● **How to complete this task**: Your answer must match the records word for word and contain no pictures.

START Data to examine

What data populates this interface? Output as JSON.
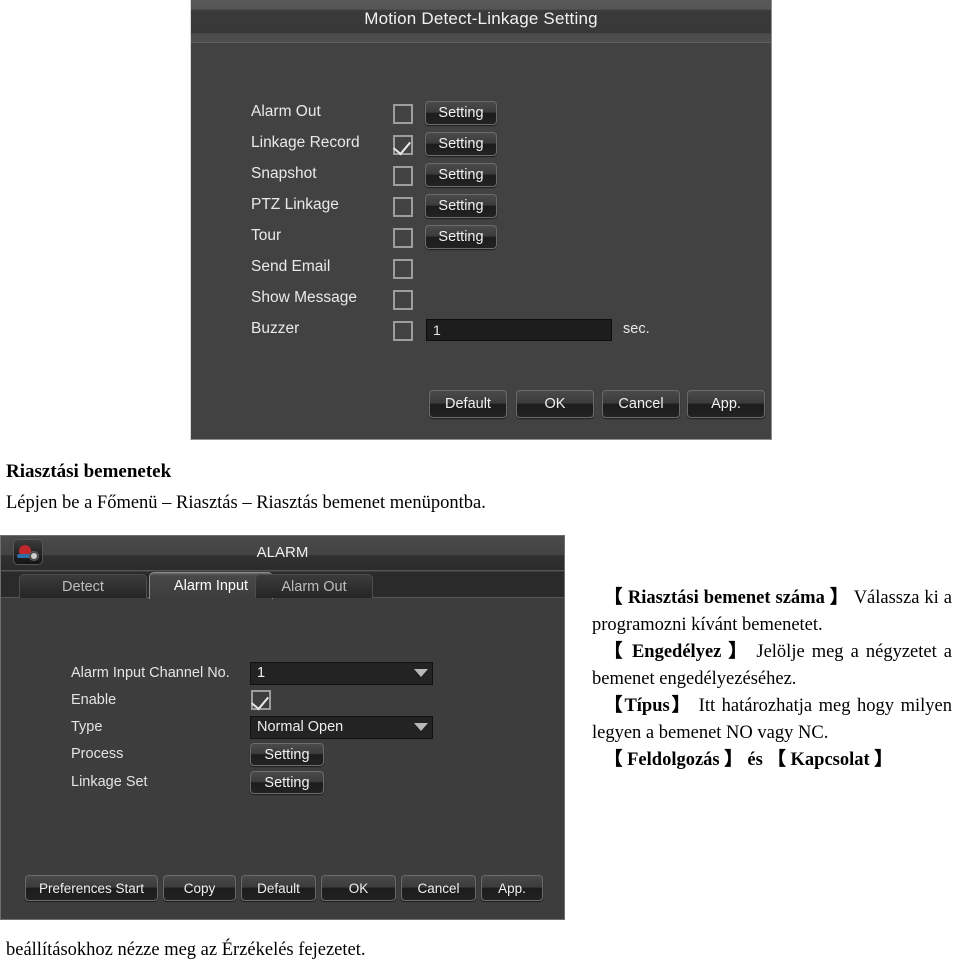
{
  "motion_dialog": {
    "title": "Motion Detect-Linkage Setting",
    "rows": [
      {
        "label": "Alarm Out",
        "checked": false,
        "button": "Setting"
      },
      {
        "label": "Linkage Record",
        "checked": true,
        "button": "Setting"
      },
      {
        "label": "Snapshot",
        "checked": false,
        "button": "Setting"
      },
      {
        "label": "PTZ Linkage",
        "checked": false,
        "button": "Setting"
      },
      {
        "label": "Tour",
        "checked": false,
        "button": "Setting"
      },
      {
        "label": "Send Email",
        "checked": false,
        "button": ""
      },
      {
        "label": "Show Message",
        "checked": false,
        "button": ""
      },
      {
        "label": "Buzzer",
        "checked": false,
        "button": ""
      }
    ],
    "buzzer_value": "1",
    "buzzer_unit": "sec.",
    "footer_buttons": [
      "Default",
      "OK",
      "Cancel",
      "App."
    ]
  },
  "alarm_panel": {
    "title": "ALARM",
    "icon": "alarm-camera-gear-icon",
    "tabs": [
      {
        "label": "Detect",
        "active": false
      },
      {
        "label": "Alarm Input",
        "active": true
      },
      {
        "label": "Alarm Out",
        "active": false
      }
    ],
    "fields": {
      "channel_label": "Alarm Input Channel No.",
      "channel_value": "1",
      "enable_label": "Enable",
      "enable_checked": true,
      "type_label": "Type",
      "type_value": "Normal Open",
      "process_label": "Process",
      "process_button": "Setting",
      "linkage_label": "Linkage Set",
      "linkage_button": "Setting"
    },
    "footer_buttons": [
      "Preferences Start",
      "Copy",
      "Default",
      "OK",
      "Cancel",
      "App."
    ]
  },
  "document": {
    "heading": "Riasztási bemenetek",
    "intro": "Lépjen be a Főmenü – Riasztás – Riasztás bemenet menüpontba.",
    "bottom_line": "beállításokhoz nézze meg az Érzékelés fejezetet.",
    "paragraphs": [
      {
        "term": "【 Riasztási bemenet száma 】",
        "body": "Válassza ki a programozni kívánt bemenetet."
      },
      {
        "term": "【 Engedélyez 】",
        "body": "Jelölje meg a négyzetet a bemenet engedélyezéséhez."
      },
      {
        "term": "【Típus】",
        "body": "Itt határozhatja meg hogy milyen legyen a bemenet NO vagy NC."
      },
      {
        "term": "【 Feldolgozás 】 és 【 Kapcsolat 】",
        "body": ""
      }
    ]
  },
  "colors": {
    "dialog_bg": "#424242",
    "panel_bg": "#3d3d3d",
    "text": "#e9e9e9",
    "page_bg": "#ffffff"
  }
}
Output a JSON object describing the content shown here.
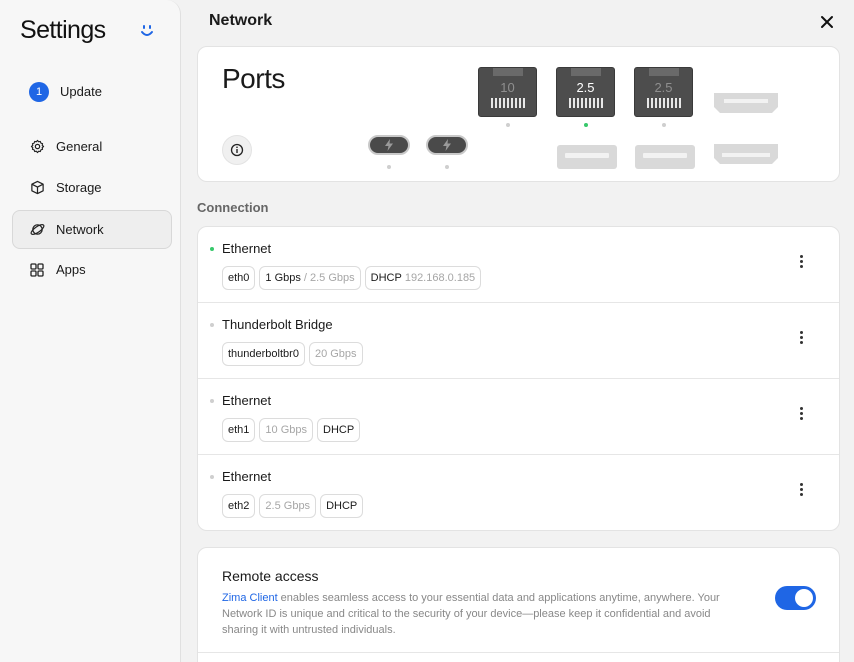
{
  "app": {
    "title": "Settings"
  },
  "sidebar": {
    "update": {
      "badge": "1",
      "label": "Update"
    },
    "items": [
      {
        "id": "general",
        "label": "General",
        "icon": "gear-icon"
      },
      {
        "id": "storage",
        "label": "Storage",
        "icon": "cube-icon"
      },
      {
        "id": "network",
        "label": "Network",
        "icon": "planet-icon",
        "active": true
      },
      {
        "id": "apps",
        "label": "Apps",
        "icon": "grid-icon"
      }
    ]
  },
  "header": {
    "title": "Network"
  },
  "ports": {
    "title": "Ports",
    "ethernet": [
      {
        "speed": "10",
        "active": false
      },
      {
        "speed": "2.5",
        "active": true
      },
      {
        "speed": "2.5",
        "active": false
      }
    ]
  },
  "connection": {
    "label": "Connection",
    "rows": [
      {
        "name": "Ethernet",
        "active": true,
        "iface": "eth0",
        "speed": "1 Gbps",
        "max": "/ 2.5 Gbps",
        "dhcp": "DHCP",
        "ip": "192.168.0.185"
      },
      {
        "name": "Thunderbolt Bridge",
        "active": false,
        "iface": "thunderboltbr0",
        "speed": "20 Gbps"
      },
      {
        "name": "Ethernet",
        "active": false,
        "iface": "eth1",
        "speed": "10 Gbps",
        "dhcp": "DHCP"
      },
      {
        "name": "Ethernet",
        "active": false,
        "iface": "eth2",
        "speed": "2.5 Gbps",
        "dhcp": "DHCP"
      }
    ]
  },
  "remote": {
    "title": "Remote access",
    "link": "Zima Client",
    "description": " enables seamless access to your essential data and applications anytime, anywhere. Your Network ID is unique and critical to the security of your device—please keep it confidential and avoid sharing it with untrusted individuals.",
    "enabled": true
  },
  "colors": {
    "accent": "#1f66e5",
    "active_dot": "#37c86b"
  }
}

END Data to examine

● **Answer for the task**:
What data populates this interface? Output as JSON.
{
  "motion_dialog": {
    "title": "Motion Detect-Linkage Setting",
    "rows": [
      {
        "label": "Alarm Out",
        "checked": false,
        "button": "Setting"
      },
      {
        "label": "Linkage Record",
        "checked": true,
        "button": "Setting"
      },
      {
        "label": "Snapshot",
        "checked": false,
        "button": "Setting"
      },
      {
        "label": "PTZ Linkage",
        "checked": false,
        "button": "Setting"
      },
      {
        "label": "Tour",
        "checked": false,
        "button": "Setting"
      },
      {
        "label": "Send Email",
        "checked": false,
        "button": ""
      },
      {
        "label": "Show Message",
        "checked": false,
        "button": ""
      },
      {
        "label": "Buzzer",
        "checked": false,
        "button": ""
      }
    ],
    "buzzer_value": "1",
    "buzzer_unit": "sec.",
    "footer_buttons": [
      "Default",
      "OK",
      "Cancel",
      "App."
    ]
  },
  "alarm_panel": {
    "title": "ALARM",
    "icon": "alarm-camera-gear-icon",
    "tabs": [
      {
        "label": "Detect",
        "active": false
      },
      {
        "label": "Alarm Input",
        "active": true
      },
      {
        "label": "Alarm Out",
        "active": false
      }
    ],
    "fields": {
      "channel_label": "Alarm Input Channel No.",
      "channel_value": "1",
      "enable_label": "Enable",
      "enable_checked": true,
      "type_label": "Type",
      "type_value": "Normal Open",
      "process_label": "Process",
      "process_button": "Setting",
      "linkage_label": "Linkage Set",
      "linkage_button": "Setting"
    },
    "footer_buttons": [
      "Preferences Start",
      "Copy",
      "Default",
      "OK",
      "Cancel",
      "App."
    ]
  },
  "document": {
    "heading": "Riasztási bemenetek",
    "intro": "Lépjen be a Főmenü – Riasztás – Riasztás bemenet menüpontba.",
    "bottom_line": "beállításokhoz nézze meg az Érzékelés fejezetet.",
    "paragraphs": [
      {
        "term": "【 Riasztási bemenet száma 】",
        "body": "Válassza ki a programozni kívánt bemenetet."
      },
      {
        "term": "【 Engedélyez 】",
        "body": "Jelölje meg a négyzetet a bemenet engedélyezéséhez."
      },
      {
        "term": "【Típus】",
        "body": "Itt határozhatja meg hogy milyen legyen a bemenet NO vagy NC."
      },
      {
        "term": "【 Feldolgozás 】 és 【 Kapcsolat 】",
        "body": ""
      }
    ]
  },
  "colors": {
    "dialog_bg": "#424242",
    "panel_bg": "#3d3d3d",
    "text": "#e9e9e9",
    "page_bg": "#ffffff"
  }
}
Output a JSON object describing the content shown here.
{
  "app": {
    "title": "Settings"
  },
  "sidebar": {
    "update": {
      "badge": "1",
      "label": "Update"
    },
    "items": [
      {
        "id": "general",
        "label": "General",
        "icon": "gear-icon"
      },
      {
        "id": "storage",
        "label": "Storage",
        "icon": "cube-icon"
      },
      {
        "id": "network",
        "label": "Network",
        "icon": "planet-icon",
        "active": true
      },
      {
        "id": "apps",
        "label": "Apps",
        "icon": "grid-icon"
      }
    ]
  },
  "header": {
    "title": "Network"
  },
  "ports": {
    "title": "Ports",
    "ethernet": [
      {
        "speed": "10",
        "active": false
      },
      {
        "speed": "2.5",
        "active": true
      },
      {
        "speed": "2.5",
        "active": false
      }
    ]
  },
  "connection": {
    "label": "Connection",
    "rows": [
      {
        "name": "Ethernet",
        "active": true,
        "iface": "eth0",
        "speed": "1 Gbps",
        "max": "/ 2.5 Gbps",
        "dhcp": "DHCP",
        "ip": "192.168.0.185"
      },
      {
        "name": "Thunderbolt Bridge",
        "active": false,
        "iface": "thunderboltbr0",
        "speed": "20 Gbps"
      },
      {
        "name": "Ethernet",
        "active": false,
        "iface": "eth1",
        "speed": "10 Gbps",
        "dhcp": "DHCP"
      },
      {
        "name": "Ethernet",
        "active": false,
        "iface": "eth2",
        "speed": "2.5 Gbps",
        "dhcp": "DHCP"
      }
    ]
  },
  "remote": {
    "title": "Remote access",
    "link": "Zima Client",
    "description": " enables seamless access to your essential data and applications anytime, anywhere. Your Network ID is unique and critical to the security of your device—please keep it confidential and avoid sharing it with untrusted individuals.",
    "enabled": true
  },
  "colors": {
    "accent": "#1f66e5",
    "active_dot": "#37c86b"
  }
}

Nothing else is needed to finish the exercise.